You are here -allRefer - Reference - Country Study & Country Guide - Turkmenistan >

allRefer Reference and Encyclopedia Resource

allRefer    
allRefer
   


-- Country Study & Guide --     

 

Turkmenistan

 
Country Guide
Afghanistan
Albania
Algeria
Angola
Armenia
Austria
Azerbaijan
Bahrain
Bangladesh
Belarus
Belize
Bhutan
Bolivia
Brazil
Bulgaria
Cambodia
Chad
Chile
China
Colombia
Caribbean Islands
Comoros
Cyprus
Czechoslovakia
Dominican Republic
Ecuador
Egypt
El Salvador
Estonia
Ethiopia
Finland
Georgia
Germany
Germany (East)
Ghana
Guyana
Haiti
Honduras
Hungary
India
Indonesia
Iran
Iraq
Israel
Cote d'Ivoire
Japan
Jordan
Kazakhstan
Kuwait
Kyrgyzstan
Latvia
Laos
Lebanon
Libya
Lithuania
Macau
Madagascar
Maldives
Mauritania
Mauritius
Mexico
Moldova
Mongolia
Nepal
Nicaragua
Nigeria
North Korea
Oman
Pakistan
Panama
Paraguay
Peru
Philippines
Poland
Portugal
Qatar
Romania
Russia
Saudi Arabia
Seychelles
Singapore
Somalia
South Africa
South Korea
Soviet Union [USSR]
Spain
Sri Lanka
Sudan
Syria
Tajikistan
Thailand
Turkmenistan
Turkey
Uganda
United Arab Emirates
Uruguay
Uzbekistan
Venezuela
Vietnam
Yugoslavia
Zaire

Turkmenistan

The Written Language

Beginning in the eighteenth century, Turkmen poets and chroniclers used the classical Chaghatai language, which was written in Arabic script and reflected only occasional Turkmen linguistic features. Famous poets who wrote in this language include Mammetveli Kemine (1770-1840), Mollanepes (1810-62), and the most honored literary figure, Magtymguly (1733?-90?), whose legacy helped mold Turkmen national consciousness. In the years 1913-17, periodicals were published in Chaghatai. Two reforms of this script undertaken in 1922 and 1925 were designed to reflect features of the spoken Turkmen language. From 1928 to 1940, early Soviet Turkmen literature was written in a Latin alphabet that accurately reflected most of its features. Since 1940, standard Turkmen has been written in the Cyrillic script.
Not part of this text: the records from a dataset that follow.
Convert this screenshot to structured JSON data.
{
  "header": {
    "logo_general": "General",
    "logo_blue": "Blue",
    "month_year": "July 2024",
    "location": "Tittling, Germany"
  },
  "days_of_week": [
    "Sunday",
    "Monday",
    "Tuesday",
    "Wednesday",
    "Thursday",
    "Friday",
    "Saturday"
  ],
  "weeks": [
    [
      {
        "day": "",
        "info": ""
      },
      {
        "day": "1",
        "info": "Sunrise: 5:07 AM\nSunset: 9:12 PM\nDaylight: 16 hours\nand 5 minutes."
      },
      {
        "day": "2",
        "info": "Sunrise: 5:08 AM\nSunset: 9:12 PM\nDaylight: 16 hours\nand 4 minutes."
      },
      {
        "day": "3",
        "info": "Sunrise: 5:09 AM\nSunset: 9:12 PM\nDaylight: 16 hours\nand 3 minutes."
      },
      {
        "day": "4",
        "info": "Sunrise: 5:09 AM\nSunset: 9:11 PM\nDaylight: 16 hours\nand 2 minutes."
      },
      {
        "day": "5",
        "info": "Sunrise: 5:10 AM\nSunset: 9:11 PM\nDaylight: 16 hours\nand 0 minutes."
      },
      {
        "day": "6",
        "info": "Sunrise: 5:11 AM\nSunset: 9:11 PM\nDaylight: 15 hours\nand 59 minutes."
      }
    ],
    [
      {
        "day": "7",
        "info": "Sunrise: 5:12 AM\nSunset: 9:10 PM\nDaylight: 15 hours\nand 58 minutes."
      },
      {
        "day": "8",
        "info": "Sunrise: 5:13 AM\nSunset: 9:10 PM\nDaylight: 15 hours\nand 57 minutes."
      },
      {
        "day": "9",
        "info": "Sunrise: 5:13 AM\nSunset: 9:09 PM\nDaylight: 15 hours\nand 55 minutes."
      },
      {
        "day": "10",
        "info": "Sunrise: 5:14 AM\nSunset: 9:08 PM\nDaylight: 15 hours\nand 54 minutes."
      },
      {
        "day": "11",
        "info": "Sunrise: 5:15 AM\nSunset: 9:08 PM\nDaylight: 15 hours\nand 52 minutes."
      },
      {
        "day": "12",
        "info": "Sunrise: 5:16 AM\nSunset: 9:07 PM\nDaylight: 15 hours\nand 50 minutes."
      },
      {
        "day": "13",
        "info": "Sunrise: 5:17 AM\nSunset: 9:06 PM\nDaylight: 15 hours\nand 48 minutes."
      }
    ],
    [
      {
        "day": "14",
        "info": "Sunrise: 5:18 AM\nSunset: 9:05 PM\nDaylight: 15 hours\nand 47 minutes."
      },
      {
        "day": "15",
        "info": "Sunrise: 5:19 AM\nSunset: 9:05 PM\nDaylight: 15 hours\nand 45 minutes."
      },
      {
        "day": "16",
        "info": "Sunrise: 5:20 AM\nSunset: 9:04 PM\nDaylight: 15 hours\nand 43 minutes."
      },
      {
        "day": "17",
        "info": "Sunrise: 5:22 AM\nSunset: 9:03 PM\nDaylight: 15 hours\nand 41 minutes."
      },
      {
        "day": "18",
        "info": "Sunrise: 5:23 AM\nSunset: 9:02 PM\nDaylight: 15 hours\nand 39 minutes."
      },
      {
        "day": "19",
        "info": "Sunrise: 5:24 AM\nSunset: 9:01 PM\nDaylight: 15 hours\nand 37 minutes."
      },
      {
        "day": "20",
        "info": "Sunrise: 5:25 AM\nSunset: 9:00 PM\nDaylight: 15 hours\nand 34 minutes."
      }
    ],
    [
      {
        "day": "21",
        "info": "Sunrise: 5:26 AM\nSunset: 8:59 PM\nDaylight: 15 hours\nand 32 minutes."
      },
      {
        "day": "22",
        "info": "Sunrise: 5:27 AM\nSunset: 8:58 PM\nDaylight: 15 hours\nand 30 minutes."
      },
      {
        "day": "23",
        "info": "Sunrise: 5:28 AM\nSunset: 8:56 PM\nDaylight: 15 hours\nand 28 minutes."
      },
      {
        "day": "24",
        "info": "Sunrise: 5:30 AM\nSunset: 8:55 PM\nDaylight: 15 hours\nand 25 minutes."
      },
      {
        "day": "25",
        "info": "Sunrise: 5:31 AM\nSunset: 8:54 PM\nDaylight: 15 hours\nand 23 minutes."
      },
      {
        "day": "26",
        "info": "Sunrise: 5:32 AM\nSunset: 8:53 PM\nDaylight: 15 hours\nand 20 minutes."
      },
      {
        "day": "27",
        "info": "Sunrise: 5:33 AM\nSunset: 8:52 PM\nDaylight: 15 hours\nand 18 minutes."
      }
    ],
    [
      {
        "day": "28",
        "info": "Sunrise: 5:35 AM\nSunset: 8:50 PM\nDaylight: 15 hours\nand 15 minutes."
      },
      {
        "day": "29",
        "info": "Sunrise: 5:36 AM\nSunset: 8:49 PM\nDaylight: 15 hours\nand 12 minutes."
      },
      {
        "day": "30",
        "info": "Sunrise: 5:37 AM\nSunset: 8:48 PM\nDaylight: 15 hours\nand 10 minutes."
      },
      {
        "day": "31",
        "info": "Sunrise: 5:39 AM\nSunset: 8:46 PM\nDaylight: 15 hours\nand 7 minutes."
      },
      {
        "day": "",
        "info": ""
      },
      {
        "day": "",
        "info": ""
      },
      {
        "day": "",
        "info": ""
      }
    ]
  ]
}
In the mid-1990s, language policy in independent Turkmenistan has been marked by a determination to establish Turkmen as the official language and to remove the heritage of the Russian-dominated past. The 1992 constitution proclaims Turkmen the "official language of inter-ethnic communication." In 1993 English was moved ahead of Russian as the "second state language," although in practical terms Russian remains a key language in government and other spheres. That same year, President Niyazov issued a decree on the replacement of the Cyrillic-based alphabet with a Latin-based script that would become the "state script" by 1996. Some publications and signs already appear in this Latin script, but its full implementation will not occur until after the year 2000. The new alphabet has several unique letters that distinguish it from those of Turkey's Latin alphabet and the newly adopted Latin scripts of other republics whose dominant language is Turkic.

Other steps were taken to erase the Russian linguistic overlay in the republic. A resolution was adopted in May 1992 to change geographic names and administrative terms from Russian to Turkmen. As a result, the names of many streets, institutions, collective farms, and buildings have been renamed for Turkmen heroes and cultural phenomena, and the terminology for all governmental positions and jurisdictions has been changed from Russian to Turkmen.

Data as of March 1996

 

Turkmenistan - TABLE OF CONTENTS

  • Physical Environment

  • Population
  • Society
  • Religion
  • Education
  • Health
  • Welfare

  • Go Up - Top of Page



    Make allRefer Reference your HomepageAdd allRefer Reference to your FavoritesGo to Top of PagePrint this PageSend this Page to a Friend


    Information Courtesy: The Library of Congress - Country Studies


    Content on this web site is provided for informational purposes only. We accept no responsibility for any loss, injury or inconvenience sustained by any person resulting from information published on this site. We encourage you to verify any critical information with the relevant authorities.

     

     

     
     


    About Us | Contact Us | Terms of Use | Privacy | Links Directory
    Link to allRefer | Add allRefer Search to your site

    allRefer
    All Rights reserved. Site best viewed in 800 x 600 resolution.